|CN102615778A *||Mar 1, 2011||Aug 1, 2012||广达电脑股份有限公司||Plastic material injection molding system|
|CN102615778B||Mar 1, 2011||Oct 1, 2014||广达电脑股份有限公司||塑料注塑成型系统|
|U.S. Classification||425/127, 425/567, 425/557, 425/544|
|International Classification||B29C33/00, B29C44/42|
|Cooperative Classification||B29C33/0061, B29C44/428, B29C33/0072|
|European Classification||B29C33/00J3, B29C44/42H, B29C33/00J|
|Oct 18, 1988||AS||Assignment|
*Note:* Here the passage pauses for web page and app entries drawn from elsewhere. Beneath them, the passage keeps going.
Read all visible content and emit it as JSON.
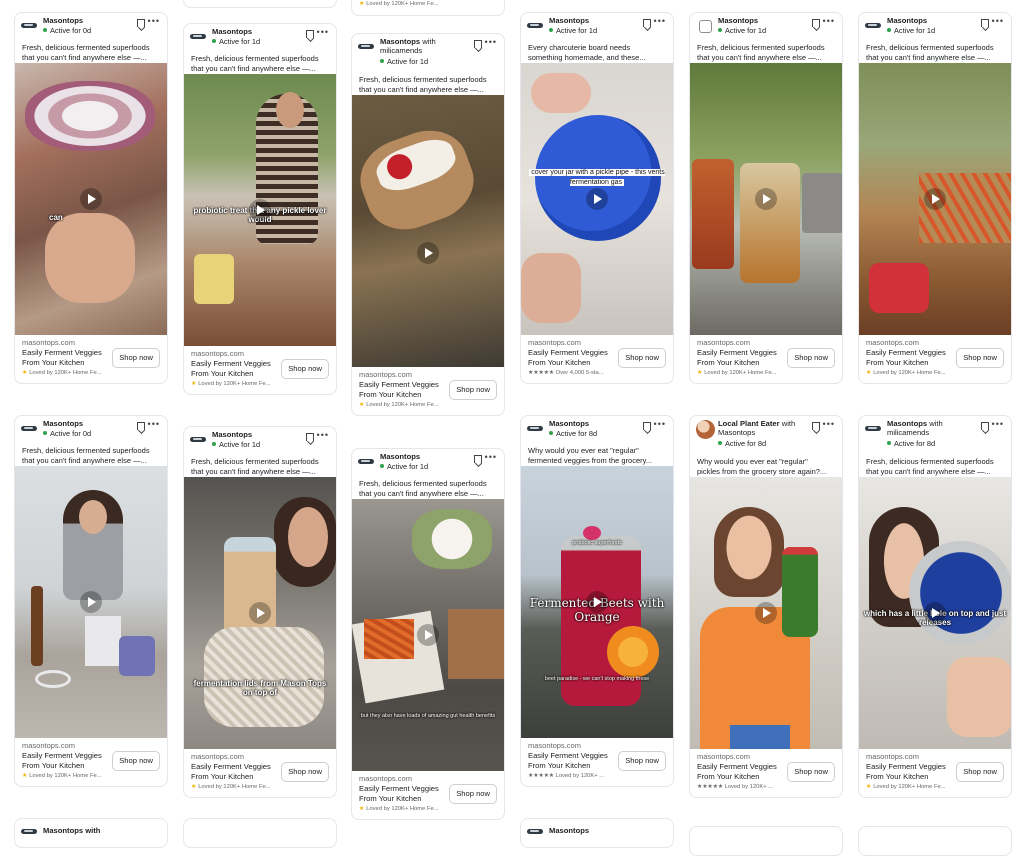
{
  "cards": [
    {
      "advertiser": "Masontops",
      "partner": "",
      "status": "Active for 0d",
      "text1": "Fresh, delicious fermented superfoods",
      "text2": "that you can't find anywhere else —...",
      "domain": "masontops.com",
      "headline1": "Easily Ferment Veggies",
      "headline2": "From Your Kitchen",
      "rating": "Loved by 120K+ Home Fe...",
      "cta": "Shop now",
      "overlay": "can",
      "icon": "masontops-logo-icon"
    },
    {
      "advertiser": "Masontops",
      "partner": "",
      "status": "Active for 1d",
      "text1": "Fresh, delicious fermented superfoods",
      "text2": "that you can't find anywhere else —...",
      "domain": "masontops.com",
      "headline1": "Easily Ferment Veggies",
      "headline2": "From Your Kitchen",
      "rating": "Loved by 120K+ Home Fe...",
      "cta": "Shop now",
      "overlay": "probiotic treat that any pickle lover would",
      "icon": "masontops-logo-icon"
    },
    {
      "advertiser": "Masontops",
      "partner": "with milicamends",
      "status": "Active for 1d",
      "text1": "Fresh, delicious fermented superfoods",
      "text2": "that you can't find anywhere else —...",
      "domain": "masontops.com",
      "headline1": "Easily Ferment Veggies",
      "headline2": "From Your Kitchen",
      "rating": "Loved by 120K+ Home Fe...",
      "cta": "Shop now",
      "overlay": "",
      "icon": "masontops-logo-icon"
    },
    {
      "advertiser": "Masontops",
      "partner": "",
      "status": "Active for 1d",
      "text1": "Every charcuterie board needs",
      "text2": "something homemade, and these...",
      "domain": "masontops.com",
      "headline1": "Easily Ferment Veggies",
      "headline2": "From Your Kitchen",
      "rating": "★★★★★ Over 4,000 5-sta...",
      "cta": "Shop now",
      "overlay": "cover your jar with a pickle pipe - this vents fermentation gas",
      "icon": "masontops-logo-icon"
    },
    {
      "advertiser": "Masontops",
      "partner": "",
      "status": "Active for 1d",
      "text1": "Fresh, delicious fermented superfoods",
      "text2": "that you can't find anywhere else —...",
      "domain": "masontops.com",
      "headline1": "Easily Ferment Veggies",
      "headline2": "From Your Kitchen",
      "rating": "Loved by 120K+ Home Fe...",
      "cta": "Shop now",
      "overlay": "",
      "icon": "checkbox-icon"
    },
    {
      "advertiser": "Masontops",
      "partner": "",
      "status": "Active for 1d",
      "text1": "Fresh, delicious fermented superfoods",
      "text2": "that you can't find anywhere else —...",
      "domain": "masontops.com",
      "headline1": "Easily Ferment Veggies",
      "headline2": "From Your Kitchen",
      "rating": "Loved by 120K+ Home Fe...",
      "cta": "Shop now",
      "overlay": "",
      "icon": "masontops-logo-icon"
    },
    {
      "advertiser": "Masontops",
      "partner": "",
      "status": "Active for 0d",
      "text1": "Fresh, delicious fermented superfoods",
      "text2": "that you can't find anywhere else —...",
      "domain": "masontops.com",
      "headline1": "Easily Ferment Veggies",
      "headline2": "From Your Kitchen",
      "rating": "Loved by 120K+ Home Fe...",
      "cta": "Shop now",
      "overlay": "",
      "icon": "masontops-logo-icon"
    },
    {
      "advertiser": "Masontops",
      "partner": "",
      "status": "Active for 1d",
      "text1": "Fresh, delicious fermented superfoods",
      "text2": "that you can't find anywhere else —...",
      "domain": "masontops.com",
      "headline1": "Easily Ferment Veggies",
      "headline2": "From Your Kitchen",
      "rating": "Loved by 120K+ Home Fe...",
      "cta": "Shop now",
      "overlay": "fermentation lids from Mason Tops on top of",
      "icon": "masontops-logo-icon"
    },
    {
      "advertiser": "Masontops",
      "partner": "",
      "status": "Active for 1d",
      "text1": "Fresh, delicious fermented superfoods",
      "text2": "that you can't find anywhere else —...",
      "domain": "masontops.com",
      "headline1": "Easily Ferment Veggies",
      "headline2": "From Your Kitchen",
      "rating": "Loved by 120K+ Home Fe...",
      "cta": "Shop now",
      "overlay": "but they also have loads of amazing gut health benefits",
      "icon": "masontops-logo-icon"
    },
    {
      "advertiser": "Masontops",
      "partner": "",
      "status": "Active for 8d",
      "text1": "Why would you ever eat \"regular\"",
      "text2": "fermented veggies from the grocery...",
      "domain": "masontops.com",
      "headline1": "Easily Ferment Veggies",
      "headline2": "From Your Kitchen",
      "rating": "★★★★★ Loved by 120K+ ...",
      "cta": "Shop now",
      "overlay": "Fermented Beets with Orange",
      "overlay_top": "probiotic superfoods",
      "overlay_bottom": "beet paradise - we can't stop making these",
      "icon": "masontops-logo-icon"
    },
    {
      "advertiser": "Local Plant Eater",
      "partner": "with Masontops",
      "status": "Active for 8d",
      "text1": "Why would you ever eat \"regular\"",
      "text2": "pickles from the grocery store again?...",
      "domain": "masontops.com",
      "headline1": "Easily Ferment Veggies",
      "headline2": "From Your Kitchen",
      "rating": "★★★★★ Loved by 120K+ ...",
      "cta": "Shop now",
      "overlay": "",
      "icon": "avatar-icon"
    },
    {
      "advertiser": "Masontops",
      "partner": "with milicamends",
      "status": "Active for 8d",
      "text1": "Fresh, delicious fermented superfoods",
      "text2": "that you can't find anywhere else —...",
      "domain": "masontops.com",
      "headline1": "Easily Ferment Veggies",
      "headline2": "From Your Kitchen",
      "rating": "Loved by 120K+ Home Fe...",
      "cta": "Shop now",
      "overlay": "which has a little hole on top and just releases",
      "icon": "masontops-logo-icon"
    }
  ],
  "top_partial": {
    "rating": "Loved by 120K+ Home Fe..."
  },
  "bottom_partial": [
    {
      "advertiser": "Masontops with"
    },
    {
      "advertiser": "Masontops"
    }
  ],
  "colors": {
    "active_dot": "#31a24c",
    "border": "#e4e6eb",
    "muted_text": "#65676b"
  }
}
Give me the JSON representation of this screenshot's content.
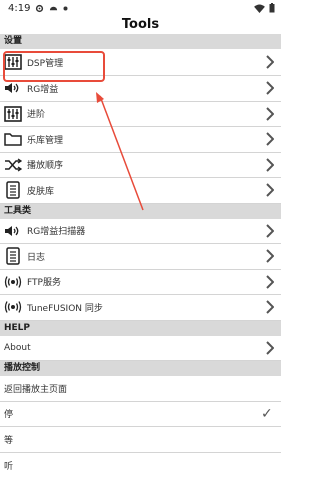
{
  "status_bar": {
    "time": "4:19",
    "icons": [
      "settings-gear-icon",
      "android-icon",
      "dot-icon",
      "wifi-icon",
      "battery-icon"
    ]
  },
  "title": "Tools",
  "sections": {
    "settings": {
      "header": "设置",
      "items": [
        {
          "label": "DSP管理",
          "icon": "equalizer-icon"
        },
        {
          "label": "RG增益",
          "icon": "speaker-icon"
        },
        {
          "label": "进阶",
          "icon": "equalizer-icon"
        },
        {
          "label": "乐库管理",
          "icon": "folder-icon"
        },
        {
          "label": "播放顺序",
          "icon": "shuffle-icon"
        },
        {
          "label": "皮肤库",
          "icon": "list-icon"
        }
      ]
    },
    "tools": {
      "header": "工具类",
      "items": [
        {
          "label": "RG增益扫描器",
          "icon": "speaker-icon"
        },
        {
          "label": "日志",
          "icon": "list-icon"
        },
        {
          "label": "FTP服务",
          "icon": "broadcast-icon"
        },
        {
          "label": "TuneFUSION 同步",
          "icon": "broadcast-icon"
        }
      ]
    },
    "help": {
      "header": "HELP",
      "items": [
        {
          "label": "About"
        }
      ]
    },
    "playback": {
      "header": "播放控制",
      "items": [
        {
          "label": "返回播放主页面"
        },
        {
          "label": "停",
          "checked": true
        },
        {
          "label": "等"
        },
        {
          "label": "听"
        }
      ]
    }
  },
  "colors": {
    "highlight": "#e84b3a",
    "section_bg": "#d9d9d9"
  }
}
Owner name: MASCHINENFABRIK HENNECKE GMBH, LEVERKUSEN, GERMANY
Free format text: ASSIGNMENT OF ASSIGNORS INTEREST.;ASSIGNORS:PROKSA, FERDINAND;SULZBACH, HANS-MICHAEL;ALTHAUSEN, FERDINAND;AND OTHERS;REEL/FRAME:004960/0676
Effective date: 19880926
Owner name: MASCHINENFABRIK HENNECKE GMBH, A CORP. OF GERMANY,
Free format text: ASSIGNMENT OF ASSIGNORS INTEREST;ASSIGNORS:PROKSA, FERDINAND;SULZBACH, HANS-MICHAEL;ALTHAUSEN, FERDINAND;AND OTHERS;REEL/FRAME:004960/0676
Effective date: 19880926
|Jul 8, 1993||FPAY||Fee payment|
Year of fee payment: 4
|Sep 2, 1997||REMI||Maintenance fee reminder mailed|
|Jan 25, 1998||LAPS||Lapse for failure to pay maintenance fees|
|Apr 7, 1998||FP||Expired due to failure to pay maintenance fee|
Effective date: 19980128